After the Islamic rulers were ejected from their territories the Christian kings continued to make use of their craftsmen, resulting in a decorative style known as mudejar. This style can be seen at its most impressive in the Alcazar of Seville. Built on the site of a Moorish fort by the aptly-named Pedro the Cruel in 1366, its palatial rooms are the apex of mudejar craftsmanship. Later additions were built by Isabel La Catolica to plan expeditions to the New World, which set off from Seville at that time. The beautiful Moorish-style gardens of the Alcazar are a wonderful place to wander after a busy morning’s sightseeing before returning to our villa in Andalucia.

Seville reached the peak of its prosperity during Spanish domination of the trade routes with the Americas in the sixteenth century. Silver-laden treasure ships arrived in great numbers during these years, bringing great wealth to Spain and to many of Seville’s inhabitants. The Archive of the Indies in Seville is one of the world’s richest historical archives and contains some 80 million pages from this era, many as yet unreviewed by scholars. Christopher Columbus himself is (probably!) buried in Seville cathedral. Seville’s glory days lasted until the silting of the Guadalquivir led to its eclipse as gateway to the Americas by the Atlantic port of Cadiz.

In 1929 Seville was the location for an Ibero-American exhibition, which resulted in the construction of the Plaza de Espana next to the subtropical gardens of Maria Luisa park, one of the most beautiful parks in Europe. It is such a delight to wander among the exotic palms, finding endless secret and shaded corners in which to relax on the benches covered with typical Seville azulejos (tiles). I can think of no better place to escape from the summer heat. Children in particular will enjoy the horse-drawn carriage rides through the park, just as they will also enjoy a trip to the pirate ships and roller coasters of Isla Mágica, Andalucia’s largest theme park, on the other side of the river!

Another wonderful place to escape the heat and soak up the real atmosphere of Seville is the Barrio Santa Cruz, a maze of typical Andalucian narrow streets with elegant old houses and cool patios. Locals claim that the temperature in this area is 3 degrees lower than in the rest of Seville! Now the most sought-after area of Seville, the Barrio is the ideal location for an evening paseo, sampling delicious tapas in the innumerable bars and restaurants to the sounds of nearby flamenco music. Among the many souvenir shops of Santa Cruz you can pick up beautiful sevillano ceramics or a stunning hand-embroidered Andalucian shawl. Serious shoppers should also not miss the ceramics available in the atmospheric former gypsy district of Triana on the other side of the Guadalquivir.
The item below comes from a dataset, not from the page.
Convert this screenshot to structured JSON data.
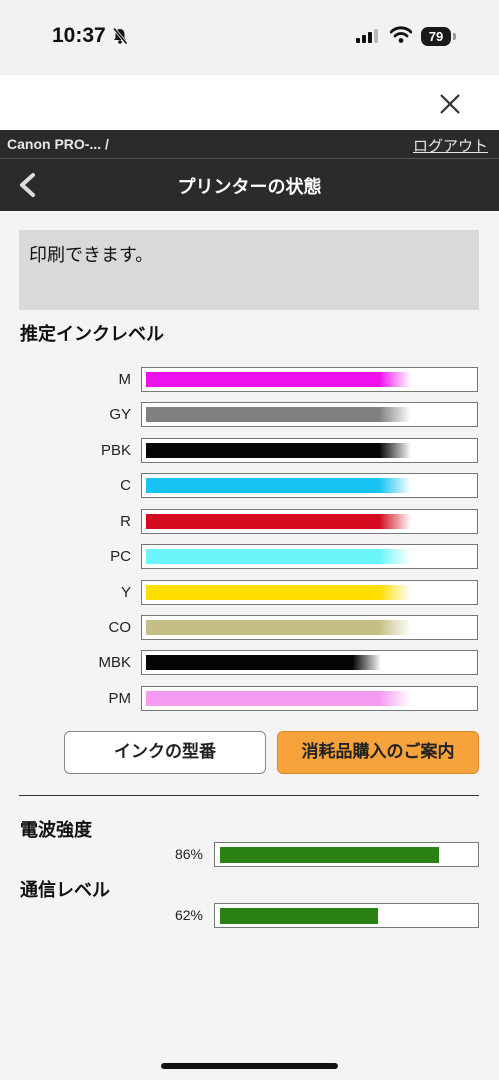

Seville is a wonderful place to visit at any time of year. Many visitors try to plan their trips to coincide with the unforgettably emotional processions of Holy Week or with the exuberant festivities of the April Fair shortly afterwards. However you plan your trip to our Andalucia villa, you are certain to experience the true spirit of Andalucia in Seville.